**EXERCISE OBJECTIVE:**
Each entry is to be given again precisely, and no picture may be carried over.

---- THE RECORDS

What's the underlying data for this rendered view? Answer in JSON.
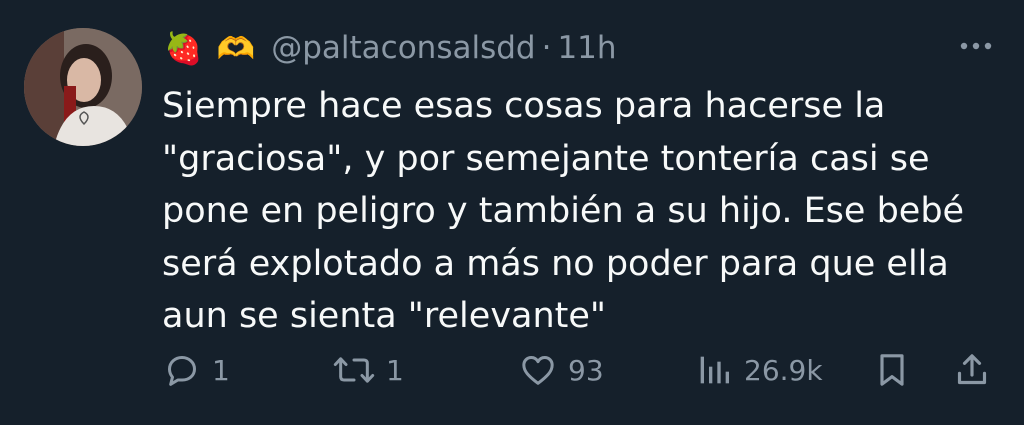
{
  "author": {
    "emojis": [
      "🍓",
      "🫶"
    ],
    "handle": "@paltaconsalsdd",
    "separator": "·",
    "time": "11h"
  },
  "tweet": {
    "lines": [
      "Siempre hace esas cosas para hacerse la",
      "\"graciosa\", y por semejante tontería casi se",
      "pone en peligro y también a su hijo. Ese bebé",
      "será explotado a más no poder para que ella",
      "aun se sienta \"relevante\""
    ]
  },
  "actions": {
    "replies": "1",
    "retweets": "1",
    "likes": "93",
    "views": "26.9k"
  },
  "icons": {
    "more": "more-horizontal-icon",
    "reply": "reply-bubble-icon",
    "retweet": "retweet-icon",
    "like": "heart-icon",
    "views": "views-bar-chart-icon",
    "bookmark": "bookmark-icon",
    "share": "share-upload-icon"
  },
  "colors": {
    "background": "#15202b",
    "text": "#f7f9f9",
    "secondary": "#8b98a5"
  }
}
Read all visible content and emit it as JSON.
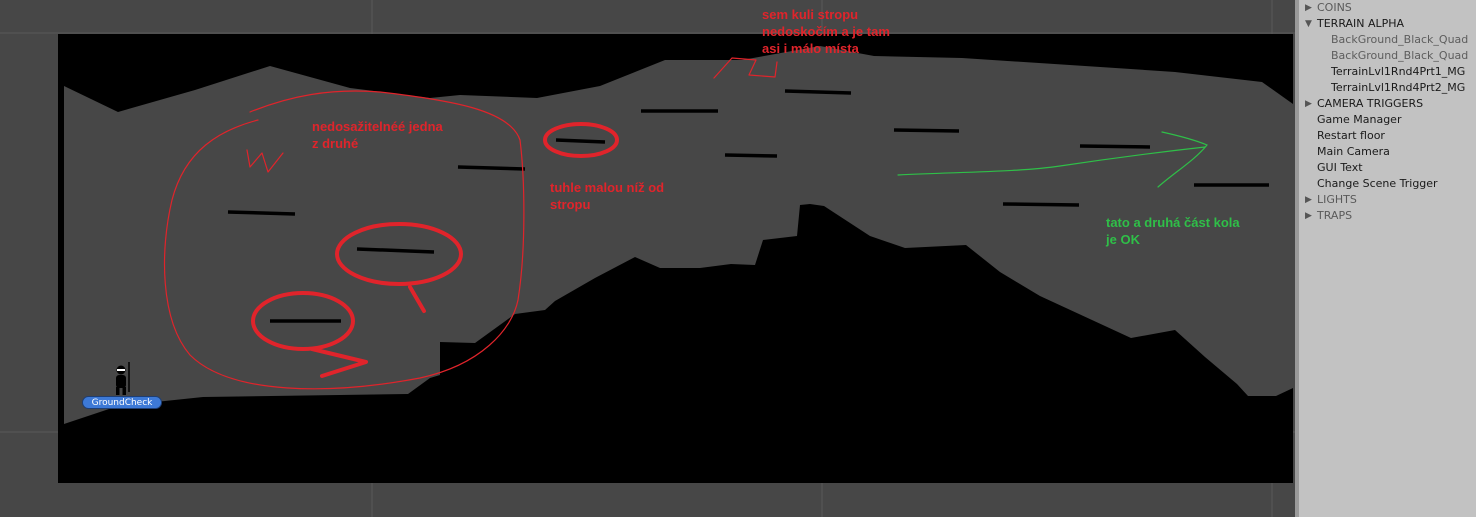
{
  "scene": {
    "groundcheck_label": "GroundCheck",
    "annotations": {
      "top": "sem kuli stropu\nnedoskočím a je tam\nasi i málo místa",
      "left": "nedosažitelnéé jedna\nz druhé",
      "middle": "tuhle malou níž od\nstropu",
      "right": "tato a druhá část kola\nje OK"
    },
    "colors": {
      "background": "#474747",
      "terrain_fill": "#474747",
      "void": "#000000",
      "red_annotation": "#e0242b",
      "green_annotation": "#2fbf48"
    }
  },
  "hierarchy": {
    "items": [
      {
        "label": "COINS",
        "arrow": "▶",
        "kind": "collapsed"
      },
      {
        "label": "TERRAIN ALPHA",
        "arrow": "▼",
        "kind": "expanded"
      },
      {
        "label": "BackGround_Black_Quad",
        "arrow": "",
        "kind": "child"
      },
      {
        "label": "BackGround_Black_Quad",
        "arrow": "",
        "kind": "child"
      },
      {
        "label": "TerrainLvl1Rnd4Prt1_MG",
        "arrow": "",
        "kind": "child-dark"
      },
      {
        "label": "TerrainLvl1Rnd4Prt2_MG",
        "arrow": "",
        "kind": "child-dark"
      },
      {
        "label": "CAMERA TRIGGERS",
        "arrow": "▶",
        "kind": "expanded"
      },
      {
        "label": "Game Manager",
        "arrow": "",
        "kind": "item"
      },
      {
        "label": "Restart floor",
        "arrow": "",
        "kind": "item"
      },
      {
        "label": "Main Camera",
        "arrow": "",
        "kind": "item"
      },
      {
        "label": "GUI Text",
        "arrow": "",
        "kind": "item"
      },
      {
        "label": "Change Scene Trigger",
        "arrow": "",
        "kind": "item"
      },
      {
        "label": "LIGHTS",
        "arrow": "▶",
        "kind": "collapsed"
      },
      {
        "label": "TRAPS",
        "arrow": "▶",
        "kind": "collapsed"
      }
    ]
  }
}
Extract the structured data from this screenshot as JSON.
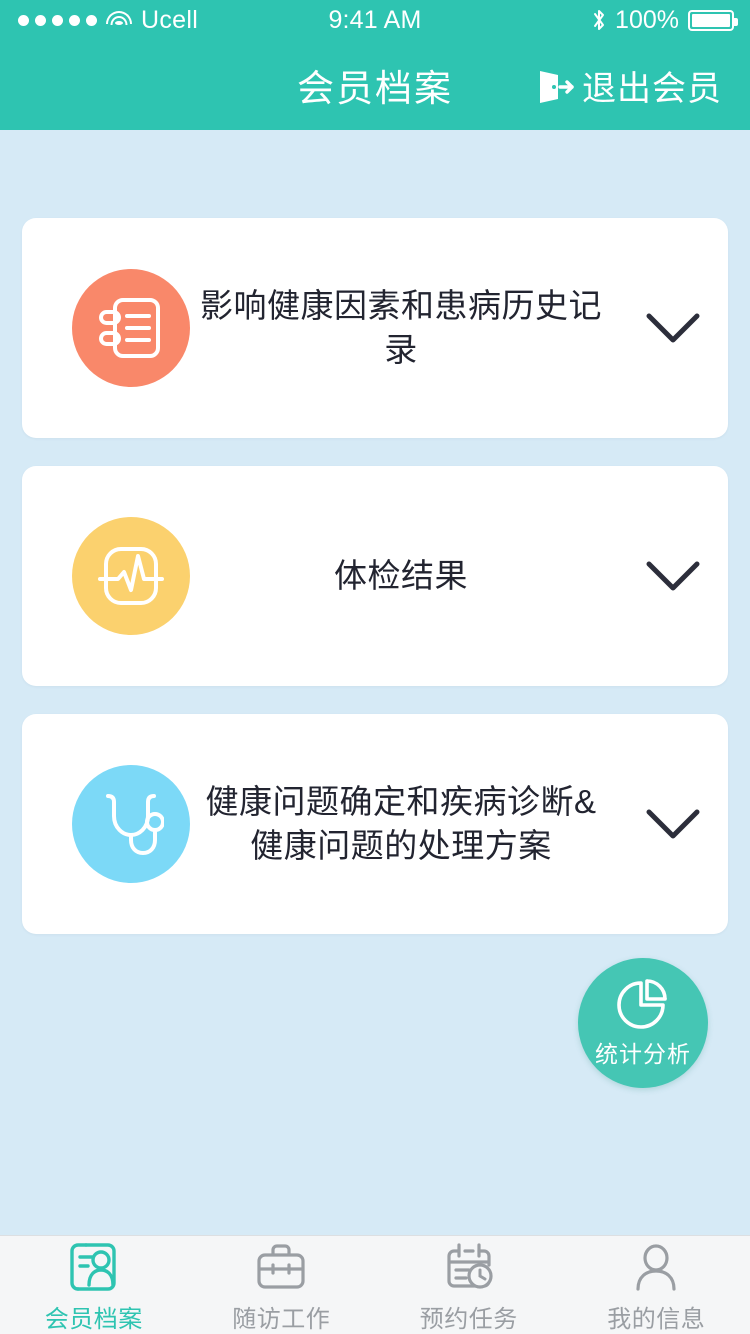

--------

**FINISHED TASK:**
What's the underlying data for this rendered view? Answer in JSON.
{
  "author": {
    "emojis": [
      "🍓",
      "🫶"
    ],
    "handle": "@paltaconsalsdd",
    "separator": "·",
    "time": "11h"
  },
  "tweet": {
    "lines": [
      "Siempre hace esas cosas para hacerse la",
      "\"graciosa\", y por semejante tontería casi se",
      "pone en peligro y también a su hijo. Ese bebé",
      "será explotado a más no poder para que ella",
      "aun se sienta \"relevante\""
    ]
  },
  "actions": {
    "replies": "1",
    "retweets": "1",
    "likes": "93",
    "views": "26.9k"
  },
  "icons": {
    "more": "more-horizontal-icon",
    "reply": "reply-bubble-icon",
    "retweet": "retweet-icon",
    "like": "heart-icon",
    "views": "views-bar-chart-icon",
    "bookmark": "bookmark-icon",
    "share": "share-upload-icon"
  },
  "colors": {
    "background": "#15202b",
    "text": "#f7f9f9",
    "secondary": "#8b98a5"
  }
}
Read all visible content and emit it as JSON.
{
  "scene": {
    "groundcheck_label": "GroundCheck",
    "annotations": {
      "top": "sem kuli stropu\nnedoskočím a je tam\nasi i málo místa",
      "left": "nedosažitelnéé jedna\nz druhé",
      "middle": "tuhle malou níž od\nstropu",
      "right": "tato a druhá část kola\nje OK"
    },
    "colors": {
      "background": "#474747",
      "terrain_fill": "#474747",
      "void": "#000000",
      "red_annotation": "#e0242b",
      "green_annotation": "#2fbf48"
    }
  },
  "hierarchy": {
    "items": [
      {
        "label": "COINS",
        "arrow": "▶",
        "kind": "collapsed"
      },
      {
        "label": "TERRAIN ALPHA",
        "arrow": "▼",
        "kind": "expanded"
      },
      {
        "label": "BackGround_Black_Quad",
        "arrow": "",
        "kind": "child"
      },
      {
        "label": "BackGround_Black_Quad",
        "arrow": "",
        "kind": "child"
      },
      {
        "label": "TerrainLvl1Rnd4Prt1_MG",
        "arrow": "",
        "kind": "child-dark"
      },
      {
        "label": "TerrainLvl1Rnd4Prt2_MG",
        "arrow": "",
        "kind": "child-dark"
      },
      {
        "label": "CAMERA TRIGGERS",
        "arrow": "▶",
        "kind": "expanded"
      },
      {
        "label": "Game Manager",
        "arrow": "",
        "kind": "item"
      },
      {
        "label": "Restart floor",
        "arrow": "",
        "kind": "item"
      },
      {
        "label": "Main Camera",
        "arrow": "",
        "kind": "item"
      },
      {
        "label": "GUI Text",
        "arrow": "",
        "kind": "item"
      },
      {
        "label": "Change Scene Trigger",
        "arrow": "",
        "kind": "item"
      },
      {
        "label": "LIGHTS",
        "arrow": "▶",
        "kind": "collapsed"
      },
      {
        "label": "TRAPS",
        "arrow": "▶",
        "kind": "collapsed"
      }
    ]
  }
}
Extract the structured data from this screenshot as JSON.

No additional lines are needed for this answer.